In his letter to May today, he wrote that he was submitting his resignation in advance of her own resignation as prime minister later this afternoon.
“I believe that your successor must be free to choose a chancellor who is fully aligned with his policy position,” Hammond wrote.
Earlier this week, Hammond told Andrew Marr that he would be officially resigning from the role of chancellor if Boris Johnson were to become the next prime minister due to a difference of opinion in Brexit policy.
Hammond thanked May in his letter for the opportunity to serve as chancellor since 2016 and that it had been a privilege to do so.
He said that “despite the uncertainty created by the unresolved issue of Brexit” during his tenure, the government had made “notable progress in rebuilding the public finances and preparing the British economy for the opportunities ahead”.
He also left a pointed message to no-deal advocates. “Most importantly, we bequeath our successors with genuine choices, once a Brexit deal is done.”
He wrote of the options they had on public spending, taxes and investments.
“After a decade when the aftermath of the 2008-09 recession meant we had no choices, this is a luxury which our successors should use widely,” Hammond said.

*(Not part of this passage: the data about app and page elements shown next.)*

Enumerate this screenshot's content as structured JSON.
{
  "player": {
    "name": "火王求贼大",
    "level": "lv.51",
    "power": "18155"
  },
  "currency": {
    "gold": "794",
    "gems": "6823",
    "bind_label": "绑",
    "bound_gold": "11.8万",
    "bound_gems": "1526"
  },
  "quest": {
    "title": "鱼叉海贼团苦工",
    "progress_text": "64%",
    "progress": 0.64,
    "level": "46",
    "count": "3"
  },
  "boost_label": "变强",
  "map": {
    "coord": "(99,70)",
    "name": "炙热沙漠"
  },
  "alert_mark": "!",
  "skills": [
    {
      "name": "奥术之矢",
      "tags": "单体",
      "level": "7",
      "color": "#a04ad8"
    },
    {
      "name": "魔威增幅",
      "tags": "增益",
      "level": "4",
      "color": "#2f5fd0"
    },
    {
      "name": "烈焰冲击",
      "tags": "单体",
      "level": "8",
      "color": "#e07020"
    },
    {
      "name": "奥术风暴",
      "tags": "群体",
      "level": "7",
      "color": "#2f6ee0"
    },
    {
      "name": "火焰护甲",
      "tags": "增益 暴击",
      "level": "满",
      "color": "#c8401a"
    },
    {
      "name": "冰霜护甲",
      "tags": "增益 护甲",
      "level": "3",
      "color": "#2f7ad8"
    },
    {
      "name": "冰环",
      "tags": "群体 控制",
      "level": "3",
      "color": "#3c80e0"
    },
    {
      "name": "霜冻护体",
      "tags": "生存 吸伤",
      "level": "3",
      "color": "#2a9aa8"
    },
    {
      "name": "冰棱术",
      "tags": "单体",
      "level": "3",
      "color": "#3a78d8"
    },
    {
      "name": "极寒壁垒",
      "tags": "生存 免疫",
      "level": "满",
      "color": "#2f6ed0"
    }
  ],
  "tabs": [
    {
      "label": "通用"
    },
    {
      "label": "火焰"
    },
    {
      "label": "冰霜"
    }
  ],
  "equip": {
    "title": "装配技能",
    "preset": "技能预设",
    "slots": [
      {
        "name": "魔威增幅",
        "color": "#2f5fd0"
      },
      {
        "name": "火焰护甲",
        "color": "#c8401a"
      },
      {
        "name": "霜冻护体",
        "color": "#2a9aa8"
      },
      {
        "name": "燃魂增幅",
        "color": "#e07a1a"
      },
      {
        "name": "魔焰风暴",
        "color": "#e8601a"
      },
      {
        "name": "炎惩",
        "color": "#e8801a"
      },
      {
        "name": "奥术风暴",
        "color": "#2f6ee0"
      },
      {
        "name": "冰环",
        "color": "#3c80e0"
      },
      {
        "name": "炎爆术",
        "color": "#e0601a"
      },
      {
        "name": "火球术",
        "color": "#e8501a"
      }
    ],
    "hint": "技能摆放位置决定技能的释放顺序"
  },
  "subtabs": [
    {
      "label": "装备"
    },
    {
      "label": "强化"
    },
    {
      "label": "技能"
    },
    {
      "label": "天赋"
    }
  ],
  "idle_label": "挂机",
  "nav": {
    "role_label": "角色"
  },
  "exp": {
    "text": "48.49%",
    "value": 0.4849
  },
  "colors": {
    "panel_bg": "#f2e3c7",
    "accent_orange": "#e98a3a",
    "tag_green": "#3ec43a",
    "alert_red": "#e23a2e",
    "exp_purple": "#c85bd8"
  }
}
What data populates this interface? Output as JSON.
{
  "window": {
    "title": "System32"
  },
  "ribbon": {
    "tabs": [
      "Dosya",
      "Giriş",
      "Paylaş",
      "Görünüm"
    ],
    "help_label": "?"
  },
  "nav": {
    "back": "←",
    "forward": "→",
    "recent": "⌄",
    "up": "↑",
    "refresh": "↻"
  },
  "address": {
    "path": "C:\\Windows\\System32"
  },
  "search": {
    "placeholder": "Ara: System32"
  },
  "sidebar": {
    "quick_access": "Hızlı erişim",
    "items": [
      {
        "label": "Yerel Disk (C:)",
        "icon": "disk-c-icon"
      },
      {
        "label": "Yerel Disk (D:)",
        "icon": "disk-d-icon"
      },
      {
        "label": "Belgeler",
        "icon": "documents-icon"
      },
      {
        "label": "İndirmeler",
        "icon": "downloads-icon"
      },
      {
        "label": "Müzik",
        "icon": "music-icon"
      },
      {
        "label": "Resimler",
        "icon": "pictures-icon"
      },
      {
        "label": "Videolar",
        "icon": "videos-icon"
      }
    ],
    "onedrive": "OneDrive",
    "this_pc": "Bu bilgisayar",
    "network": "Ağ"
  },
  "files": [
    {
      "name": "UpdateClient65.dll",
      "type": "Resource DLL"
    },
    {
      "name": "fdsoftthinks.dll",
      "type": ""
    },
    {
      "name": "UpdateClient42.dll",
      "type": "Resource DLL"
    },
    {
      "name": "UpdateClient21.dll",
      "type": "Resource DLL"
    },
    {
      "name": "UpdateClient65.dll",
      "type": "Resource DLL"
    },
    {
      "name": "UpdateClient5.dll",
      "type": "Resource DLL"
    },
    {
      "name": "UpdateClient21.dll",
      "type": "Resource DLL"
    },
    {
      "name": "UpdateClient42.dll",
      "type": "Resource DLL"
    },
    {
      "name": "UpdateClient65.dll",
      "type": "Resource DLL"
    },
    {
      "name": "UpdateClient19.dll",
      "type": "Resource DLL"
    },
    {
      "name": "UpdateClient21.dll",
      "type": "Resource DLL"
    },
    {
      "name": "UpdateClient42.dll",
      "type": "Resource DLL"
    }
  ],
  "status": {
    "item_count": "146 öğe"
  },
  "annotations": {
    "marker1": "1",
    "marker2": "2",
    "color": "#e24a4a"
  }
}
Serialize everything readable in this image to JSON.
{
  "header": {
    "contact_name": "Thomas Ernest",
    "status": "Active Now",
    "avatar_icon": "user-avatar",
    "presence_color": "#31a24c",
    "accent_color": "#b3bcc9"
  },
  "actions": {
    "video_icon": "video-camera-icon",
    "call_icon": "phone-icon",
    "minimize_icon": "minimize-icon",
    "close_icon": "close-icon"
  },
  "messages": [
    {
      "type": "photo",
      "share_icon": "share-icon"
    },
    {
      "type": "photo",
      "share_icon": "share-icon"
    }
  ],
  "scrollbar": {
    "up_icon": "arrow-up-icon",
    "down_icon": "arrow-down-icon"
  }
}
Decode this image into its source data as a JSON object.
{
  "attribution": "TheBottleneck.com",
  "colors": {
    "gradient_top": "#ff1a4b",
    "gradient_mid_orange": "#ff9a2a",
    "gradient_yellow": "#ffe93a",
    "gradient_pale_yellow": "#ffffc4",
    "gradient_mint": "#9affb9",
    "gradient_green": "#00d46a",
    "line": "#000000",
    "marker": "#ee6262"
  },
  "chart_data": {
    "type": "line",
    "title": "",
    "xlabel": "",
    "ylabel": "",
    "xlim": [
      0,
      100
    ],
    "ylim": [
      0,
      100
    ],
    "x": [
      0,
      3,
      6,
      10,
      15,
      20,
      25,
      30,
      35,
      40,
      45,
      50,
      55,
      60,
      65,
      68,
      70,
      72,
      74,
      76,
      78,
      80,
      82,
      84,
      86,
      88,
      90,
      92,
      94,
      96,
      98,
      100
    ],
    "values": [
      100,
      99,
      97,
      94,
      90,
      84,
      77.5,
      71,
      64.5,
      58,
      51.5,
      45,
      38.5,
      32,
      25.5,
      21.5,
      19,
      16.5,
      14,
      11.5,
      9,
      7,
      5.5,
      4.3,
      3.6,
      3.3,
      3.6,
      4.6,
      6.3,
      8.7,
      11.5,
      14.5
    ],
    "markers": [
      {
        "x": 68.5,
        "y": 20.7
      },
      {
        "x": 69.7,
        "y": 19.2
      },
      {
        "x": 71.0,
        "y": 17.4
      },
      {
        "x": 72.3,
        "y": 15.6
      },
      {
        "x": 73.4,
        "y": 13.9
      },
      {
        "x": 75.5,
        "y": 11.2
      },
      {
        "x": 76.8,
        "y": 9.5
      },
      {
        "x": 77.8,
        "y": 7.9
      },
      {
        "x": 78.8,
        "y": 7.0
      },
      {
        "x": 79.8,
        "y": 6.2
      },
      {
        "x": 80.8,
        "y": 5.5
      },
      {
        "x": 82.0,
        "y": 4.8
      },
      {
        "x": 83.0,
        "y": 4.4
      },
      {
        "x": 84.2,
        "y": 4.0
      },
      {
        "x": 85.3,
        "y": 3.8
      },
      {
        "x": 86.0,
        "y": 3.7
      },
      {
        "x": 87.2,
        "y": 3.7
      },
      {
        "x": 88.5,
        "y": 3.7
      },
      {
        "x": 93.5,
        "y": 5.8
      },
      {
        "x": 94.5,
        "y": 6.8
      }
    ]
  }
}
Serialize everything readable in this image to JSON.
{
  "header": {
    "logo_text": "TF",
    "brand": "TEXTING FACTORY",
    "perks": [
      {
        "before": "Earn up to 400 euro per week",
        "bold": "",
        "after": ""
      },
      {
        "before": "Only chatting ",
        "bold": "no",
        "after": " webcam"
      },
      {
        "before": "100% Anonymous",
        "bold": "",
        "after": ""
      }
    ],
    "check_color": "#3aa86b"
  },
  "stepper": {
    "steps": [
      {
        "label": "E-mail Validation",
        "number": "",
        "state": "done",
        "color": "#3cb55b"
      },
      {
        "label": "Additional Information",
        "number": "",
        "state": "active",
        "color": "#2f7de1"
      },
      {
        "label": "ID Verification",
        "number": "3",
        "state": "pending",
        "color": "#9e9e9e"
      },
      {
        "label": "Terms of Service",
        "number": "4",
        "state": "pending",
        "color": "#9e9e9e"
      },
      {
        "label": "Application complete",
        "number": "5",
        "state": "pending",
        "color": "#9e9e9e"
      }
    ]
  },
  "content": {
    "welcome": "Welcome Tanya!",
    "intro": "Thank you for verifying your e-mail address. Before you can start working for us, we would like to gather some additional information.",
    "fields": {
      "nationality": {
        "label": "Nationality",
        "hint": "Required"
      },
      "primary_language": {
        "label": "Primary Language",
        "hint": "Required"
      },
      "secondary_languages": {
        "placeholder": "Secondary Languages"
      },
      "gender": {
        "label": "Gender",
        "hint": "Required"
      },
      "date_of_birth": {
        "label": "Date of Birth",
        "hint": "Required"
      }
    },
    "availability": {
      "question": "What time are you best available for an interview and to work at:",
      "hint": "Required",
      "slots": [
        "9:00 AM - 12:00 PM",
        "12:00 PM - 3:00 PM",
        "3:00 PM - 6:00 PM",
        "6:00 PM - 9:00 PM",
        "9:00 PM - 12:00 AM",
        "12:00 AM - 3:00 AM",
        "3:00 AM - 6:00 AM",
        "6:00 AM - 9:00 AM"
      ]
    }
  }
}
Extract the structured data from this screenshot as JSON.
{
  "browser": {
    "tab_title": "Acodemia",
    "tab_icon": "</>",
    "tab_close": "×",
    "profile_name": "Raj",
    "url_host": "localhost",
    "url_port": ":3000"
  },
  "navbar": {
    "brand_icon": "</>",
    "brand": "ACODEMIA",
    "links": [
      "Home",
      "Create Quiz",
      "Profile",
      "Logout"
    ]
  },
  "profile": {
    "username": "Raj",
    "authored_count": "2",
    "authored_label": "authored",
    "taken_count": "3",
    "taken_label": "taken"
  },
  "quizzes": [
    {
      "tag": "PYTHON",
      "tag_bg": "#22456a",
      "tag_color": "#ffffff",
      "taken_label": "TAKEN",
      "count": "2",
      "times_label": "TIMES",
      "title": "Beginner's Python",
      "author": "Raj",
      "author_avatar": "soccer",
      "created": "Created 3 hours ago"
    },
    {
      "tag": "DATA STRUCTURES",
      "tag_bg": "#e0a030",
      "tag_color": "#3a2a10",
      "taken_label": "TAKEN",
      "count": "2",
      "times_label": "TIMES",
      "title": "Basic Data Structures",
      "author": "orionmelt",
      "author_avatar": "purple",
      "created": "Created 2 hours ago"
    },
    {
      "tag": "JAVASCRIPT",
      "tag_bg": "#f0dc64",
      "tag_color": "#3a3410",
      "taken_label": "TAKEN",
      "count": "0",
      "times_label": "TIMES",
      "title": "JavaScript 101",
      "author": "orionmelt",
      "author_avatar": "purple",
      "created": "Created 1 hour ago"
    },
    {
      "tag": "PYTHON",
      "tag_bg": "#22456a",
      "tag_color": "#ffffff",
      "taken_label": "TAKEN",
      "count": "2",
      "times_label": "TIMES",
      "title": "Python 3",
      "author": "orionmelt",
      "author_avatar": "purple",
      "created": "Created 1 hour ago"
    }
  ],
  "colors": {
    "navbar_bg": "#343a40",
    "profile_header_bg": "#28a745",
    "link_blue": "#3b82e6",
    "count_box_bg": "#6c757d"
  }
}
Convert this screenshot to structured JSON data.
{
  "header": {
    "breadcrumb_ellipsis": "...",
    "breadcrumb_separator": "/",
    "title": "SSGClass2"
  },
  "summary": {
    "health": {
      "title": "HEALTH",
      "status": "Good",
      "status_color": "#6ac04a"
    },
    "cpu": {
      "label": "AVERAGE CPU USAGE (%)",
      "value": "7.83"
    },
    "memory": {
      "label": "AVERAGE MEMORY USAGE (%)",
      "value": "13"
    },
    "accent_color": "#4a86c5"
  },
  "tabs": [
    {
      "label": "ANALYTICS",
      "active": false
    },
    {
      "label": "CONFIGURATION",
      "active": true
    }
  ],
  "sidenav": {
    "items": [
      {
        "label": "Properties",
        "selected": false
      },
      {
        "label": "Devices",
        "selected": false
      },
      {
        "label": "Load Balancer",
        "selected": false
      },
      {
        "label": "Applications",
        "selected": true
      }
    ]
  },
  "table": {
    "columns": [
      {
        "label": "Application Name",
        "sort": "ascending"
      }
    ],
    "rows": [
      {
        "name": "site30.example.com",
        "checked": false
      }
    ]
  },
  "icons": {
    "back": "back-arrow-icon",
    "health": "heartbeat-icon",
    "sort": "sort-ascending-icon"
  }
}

Earlier this month, Hammond put the brakes on a spending review which had been scheduled for the autumn, saying that “it will be for the new government to decide whether the circumstances make it appropriate to conduct a full three-year spending review, or a single-year exercise”.